The Grande Place, Audregnies - QUIEVRAIN
What strikes you when you see this place is its size.
The Trinitarians of AudregniesThe square you have today has nothing to do with the 13th century one. And for good reason. At the time, the place was a huge garden next to the convent of the Trinitarians of the Redemption who came to settle in Audregnies. The history of the order of the Trinitarians of Audregnies spans more than five centuries. Founded in 1221 by Alard de Strépy, the order worked until 1783, the date of its closure edict. From this period there remain only a few visible traces and very few archives. Their mission was simple: to raise funds to rescue thousands of Christian slaves captured during the raids on the shores of the Mediterranean. These were sometimes prisoners for many years before being sold on the markets of Tripoli, Tunis, Algiers, etc.
The convent garden
The founder of this order, Jean de Matha, was struck by the plight of Muslim slaves whom Christians captured “in return”. Wishing to limit this type of practice, and encouraged by Pope Innocent III, he created the Order of the Holy Trinity to ransom the the captives in 1198. Genuine precursors of humanitarian action, his disciples the Trinitarians settled in Audregnies to create a convent and organise their mission. The square was set aside for the convent gardens. They were used for vegetable growing, animal grazing areas and a dedicated area where the poor were welcomed.
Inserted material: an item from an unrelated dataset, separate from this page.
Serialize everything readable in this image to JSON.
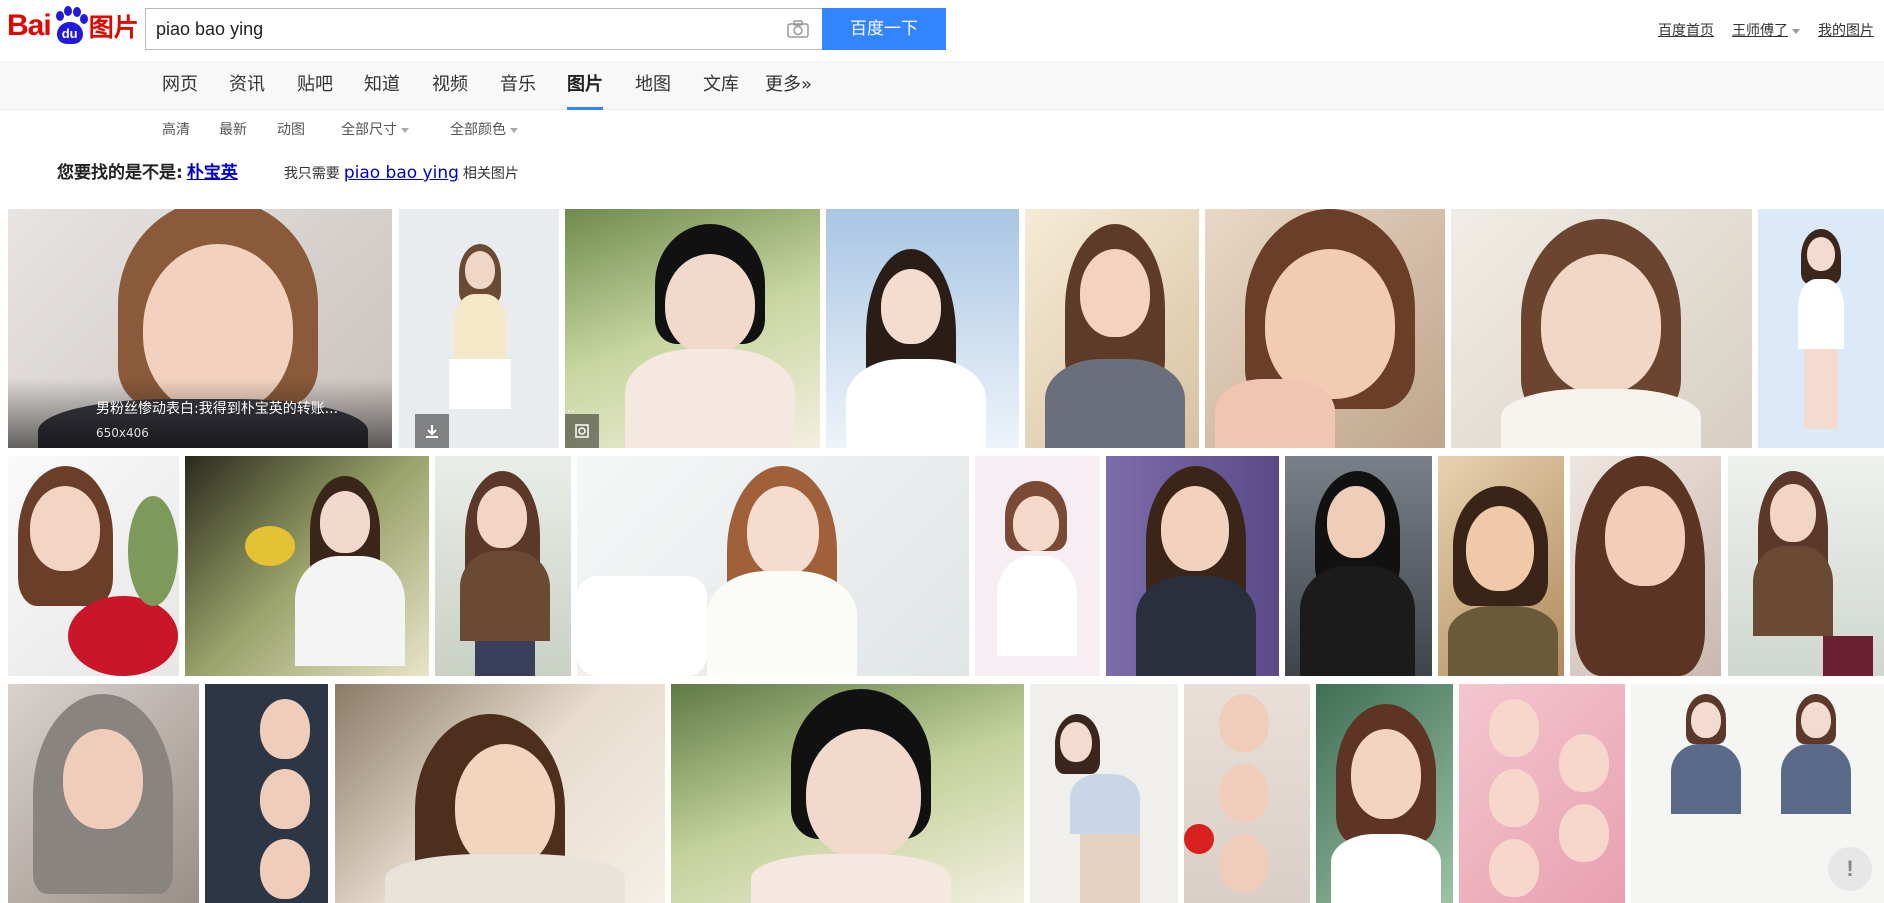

It was an area reserved for working the land to make a modest income and thus support their missions, which involved practicing hospitality and ransoming captives.
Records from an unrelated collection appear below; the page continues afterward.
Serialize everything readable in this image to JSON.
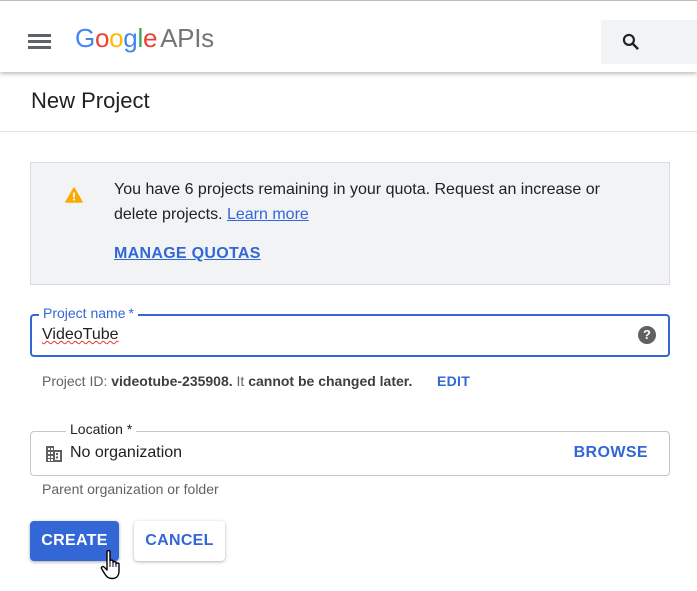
{
  "header": {
    "logo_letters": [
      "G",
      "o",
      "o",
      "g",
      "l",
      "e"
    ],
    "logo_suffix": "APIs",
    "icons": {
      "menu": "hamburger-menu-icon",
      "search": "search-icon"
    }
  },
  "page": {
    "title": "New Project"
  },
  "quota_notice": {
    "icon": "warning-icon",
    "message": "You have 6 projects remaining in your quota. Request an increase or delete projects.",
    "learn_more": "Learn more",
    "manage_quotas": "MANAGE QUOTAS"
  },
  "project_name": {
    "label": "Project name",
    "required_mark": "*",
    "value": "VideoTube",
    "help_icon": "help-icon",
    "help_glyph": "?"
  },
  "project_id": {
    "prefix": "Project ID:",
    "id": "videotube-235908.",
    "middle": "It",
    "emphasis": "cannot be changed later.",
    "edit_label": "EDIT"
  },
  "location": {
    "label": "Location *",
    "icon": "building-icon",
    "value": "No organization",
    "browse_label": "BROWSE",
    "helper": "Parent organization or folder"
  },
  "actions": {
    "create_label": "CREATE",
    "cancel_label": "CANCEL"
  },
  "colors": {
    "accent": "#3367d6",
    "warning": "#f9ab00",
    "notice_background": "#f1f3f4"
  }
}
The remnants of history
Of this order, which saved many prisoners (more than 15,000 in 77 years between the 17th and 18th century), only a few traces remain at Audregnies. You can still find a narrow door, where the bluestone lintel is stamped with a coat of arms. One represents a cross pattée, rounded like a Maltese cross, and the other three unicorns on a cross pattée. Above is the date 1763. You are in front of the old convent which moved to the northern side of the square in 1507. Two representations of the places give an idea of the Trinity under the Ancien Régime. This included simple buildings and a monastic space enclosed by walls with courtyard, barn and stables. Today, the square replicates a beautiful site featuring rural 18th century architecture. Each year, it is lit up for the feasts of St. John at a sound and lights event which illustrates this amazing story.